*** Data for the task Section Begins ***

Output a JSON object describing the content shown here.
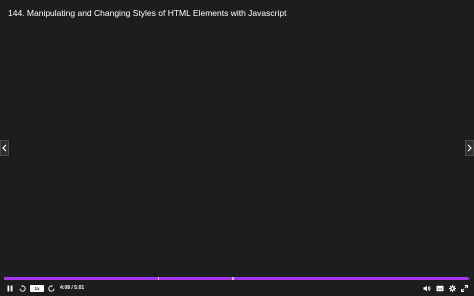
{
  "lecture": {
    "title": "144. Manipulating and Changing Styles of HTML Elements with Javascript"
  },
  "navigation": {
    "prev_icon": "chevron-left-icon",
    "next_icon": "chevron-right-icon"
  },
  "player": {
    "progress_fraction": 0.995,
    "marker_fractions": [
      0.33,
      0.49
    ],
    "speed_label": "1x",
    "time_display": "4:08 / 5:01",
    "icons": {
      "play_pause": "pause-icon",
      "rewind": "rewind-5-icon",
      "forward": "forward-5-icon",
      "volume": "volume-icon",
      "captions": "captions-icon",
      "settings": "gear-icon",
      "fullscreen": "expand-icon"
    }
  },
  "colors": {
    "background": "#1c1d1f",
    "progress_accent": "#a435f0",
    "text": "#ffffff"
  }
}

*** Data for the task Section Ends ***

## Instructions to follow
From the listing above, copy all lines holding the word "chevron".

## Response
    "prev_icon": "chevron-left-icon",
    "next_icon": "chevron-right-icon"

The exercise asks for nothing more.